## Brief
Find every line below where the string "screenshot" shows up, and copy those lines.

Start of Data for analysis

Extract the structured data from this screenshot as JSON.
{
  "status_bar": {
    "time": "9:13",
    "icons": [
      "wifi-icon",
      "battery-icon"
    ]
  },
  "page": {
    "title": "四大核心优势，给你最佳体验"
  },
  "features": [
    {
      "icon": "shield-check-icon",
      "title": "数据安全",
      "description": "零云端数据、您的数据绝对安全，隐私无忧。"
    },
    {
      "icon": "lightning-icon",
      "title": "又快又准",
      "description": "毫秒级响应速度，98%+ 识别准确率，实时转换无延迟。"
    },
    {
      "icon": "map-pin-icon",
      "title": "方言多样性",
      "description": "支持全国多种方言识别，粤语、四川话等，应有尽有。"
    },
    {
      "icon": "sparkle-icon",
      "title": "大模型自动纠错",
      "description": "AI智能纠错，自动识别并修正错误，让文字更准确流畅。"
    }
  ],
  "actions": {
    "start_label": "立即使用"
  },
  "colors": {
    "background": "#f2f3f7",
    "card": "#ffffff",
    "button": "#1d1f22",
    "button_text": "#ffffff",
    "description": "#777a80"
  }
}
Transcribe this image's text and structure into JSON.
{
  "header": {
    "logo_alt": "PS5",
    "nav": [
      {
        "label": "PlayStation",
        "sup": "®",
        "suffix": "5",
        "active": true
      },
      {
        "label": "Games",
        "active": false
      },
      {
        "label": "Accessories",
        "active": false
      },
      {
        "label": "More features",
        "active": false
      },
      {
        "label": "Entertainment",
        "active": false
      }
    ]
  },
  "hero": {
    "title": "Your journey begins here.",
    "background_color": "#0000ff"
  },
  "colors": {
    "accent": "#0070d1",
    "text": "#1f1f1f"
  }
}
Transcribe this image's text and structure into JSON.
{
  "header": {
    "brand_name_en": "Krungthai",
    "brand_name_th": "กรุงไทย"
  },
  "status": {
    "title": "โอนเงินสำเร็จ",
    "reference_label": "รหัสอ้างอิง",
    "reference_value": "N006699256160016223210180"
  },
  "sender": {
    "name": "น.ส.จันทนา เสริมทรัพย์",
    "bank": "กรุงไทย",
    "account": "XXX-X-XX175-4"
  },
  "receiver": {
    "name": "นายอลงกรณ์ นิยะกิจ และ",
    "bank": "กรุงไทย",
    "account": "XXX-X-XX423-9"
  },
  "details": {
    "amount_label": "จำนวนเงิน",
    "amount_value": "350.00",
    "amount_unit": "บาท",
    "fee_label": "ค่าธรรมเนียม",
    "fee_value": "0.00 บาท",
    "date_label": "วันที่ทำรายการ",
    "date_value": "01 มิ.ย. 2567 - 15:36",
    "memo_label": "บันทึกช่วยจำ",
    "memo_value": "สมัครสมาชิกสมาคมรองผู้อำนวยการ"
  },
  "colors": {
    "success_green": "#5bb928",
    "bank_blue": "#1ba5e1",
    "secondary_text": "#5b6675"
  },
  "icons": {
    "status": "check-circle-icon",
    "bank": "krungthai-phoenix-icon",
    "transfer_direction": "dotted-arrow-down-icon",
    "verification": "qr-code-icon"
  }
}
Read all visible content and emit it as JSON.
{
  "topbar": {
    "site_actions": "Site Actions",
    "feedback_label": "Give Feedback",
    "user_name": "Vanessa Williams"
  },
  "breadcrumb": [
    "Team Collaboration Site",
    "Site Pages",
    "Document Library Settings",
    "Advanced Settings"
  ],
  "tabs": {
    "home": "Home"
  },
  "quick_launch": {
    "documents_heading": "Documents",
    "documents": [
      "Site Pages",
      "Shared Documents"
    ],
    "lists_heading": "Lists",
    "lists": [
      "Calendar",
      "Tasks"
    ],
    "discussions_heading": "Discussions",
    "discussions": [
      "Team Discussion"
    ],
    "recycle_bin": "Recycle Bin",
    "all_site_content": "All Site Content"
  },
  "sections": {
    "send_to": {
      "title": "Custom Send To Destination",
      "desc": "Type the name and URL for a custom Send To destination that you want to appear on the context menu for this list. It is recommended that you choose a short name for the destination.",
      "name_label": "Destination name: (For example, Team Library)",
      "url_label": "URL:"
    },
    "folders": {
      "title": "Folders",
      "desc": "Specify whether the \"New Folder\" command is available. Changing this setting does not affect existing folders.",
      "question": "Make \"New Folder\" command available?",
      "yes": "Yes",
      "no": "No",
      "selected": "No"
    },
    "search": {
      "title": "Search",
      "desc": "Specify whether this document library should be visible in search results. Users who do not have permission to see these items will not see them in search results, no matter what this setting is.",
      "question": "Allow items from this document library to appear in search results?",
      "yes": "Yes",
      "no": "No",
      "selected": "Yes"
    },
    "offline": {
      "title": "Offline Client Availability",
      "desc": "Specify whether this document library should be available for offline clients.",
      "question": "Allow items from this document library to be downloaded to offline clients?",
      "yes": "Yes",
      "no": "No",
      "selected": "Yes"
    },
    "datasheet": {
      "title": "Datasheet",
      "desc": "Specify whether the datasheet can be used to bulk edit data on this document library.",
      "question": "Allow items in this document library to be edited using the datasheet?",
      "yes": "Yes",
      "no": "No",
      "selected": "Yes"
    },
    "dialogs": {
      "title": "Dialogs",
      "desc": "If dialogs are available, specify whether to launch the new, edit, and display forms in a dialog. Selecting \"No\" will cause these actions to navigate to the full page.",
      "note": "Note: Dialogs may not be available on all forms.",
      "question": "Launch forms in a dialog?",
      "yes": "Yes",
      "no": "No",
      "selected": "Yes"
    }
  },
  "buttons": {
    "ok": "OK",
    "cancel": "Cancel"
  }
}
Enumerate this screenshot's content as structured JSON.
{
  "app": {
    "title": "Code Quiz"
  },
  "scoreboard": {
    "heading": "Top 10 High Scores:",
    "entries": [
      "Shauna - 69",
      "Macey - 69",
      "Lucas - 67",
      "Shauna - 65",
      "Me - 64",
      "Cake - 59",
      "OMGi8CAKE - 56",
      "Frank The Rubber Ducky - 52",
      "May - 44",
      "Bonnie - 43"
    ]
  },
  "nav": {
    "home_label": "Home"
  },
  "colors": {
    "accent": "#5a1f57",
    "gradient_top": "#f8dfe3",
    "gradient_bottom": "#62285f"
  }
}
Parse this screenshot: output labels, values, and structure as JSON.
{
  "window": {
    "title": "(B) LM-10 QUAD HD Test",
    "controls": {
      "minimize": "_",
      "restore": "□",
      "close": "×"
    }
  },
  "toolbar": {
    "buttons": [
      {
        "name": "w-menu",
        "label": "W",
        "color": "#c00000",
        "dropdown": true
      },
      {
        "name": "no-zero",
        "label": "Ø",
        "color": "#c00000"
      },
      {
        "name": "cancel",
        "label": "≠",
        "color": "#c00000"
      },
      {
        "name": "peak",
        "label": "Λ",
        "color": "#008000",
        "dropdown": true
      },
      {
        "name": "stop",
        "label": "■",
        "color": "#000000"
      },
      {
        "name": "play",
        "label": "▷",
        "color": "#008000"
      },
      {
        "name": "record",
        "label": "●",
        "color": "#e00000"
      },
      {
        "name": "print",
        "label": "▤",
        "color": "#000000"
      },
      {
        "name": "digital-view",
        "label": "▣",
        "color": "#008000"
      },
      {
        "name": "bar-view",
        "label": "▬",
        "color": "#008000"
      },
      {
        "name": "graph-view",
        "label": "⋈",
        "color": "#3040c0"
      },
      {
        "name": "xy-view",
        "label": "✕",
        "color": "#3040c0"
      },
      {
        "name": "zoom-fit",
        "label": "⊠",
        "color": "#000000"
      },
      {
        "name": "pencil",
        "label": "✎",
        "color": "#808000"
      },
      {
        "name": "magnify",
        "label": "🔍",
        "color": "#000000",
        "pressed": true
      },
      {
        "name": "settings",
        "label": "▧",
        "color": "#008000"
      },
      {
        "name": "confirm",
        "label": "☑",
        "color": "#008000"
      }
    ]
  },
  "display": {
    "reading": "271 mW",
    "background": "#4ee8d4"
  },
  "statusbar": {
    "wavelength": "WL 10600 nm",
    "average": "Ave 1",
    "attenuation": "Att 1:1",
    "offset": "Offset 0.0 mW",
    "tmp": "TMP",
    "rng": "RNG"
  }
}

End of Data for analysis

## Solution to this task
Extract the structured data from this screenshot as JSON.
Enumerate this screenshot's content as structured JSON.
Parse this screenshot: output labels, values, and structure as JSON.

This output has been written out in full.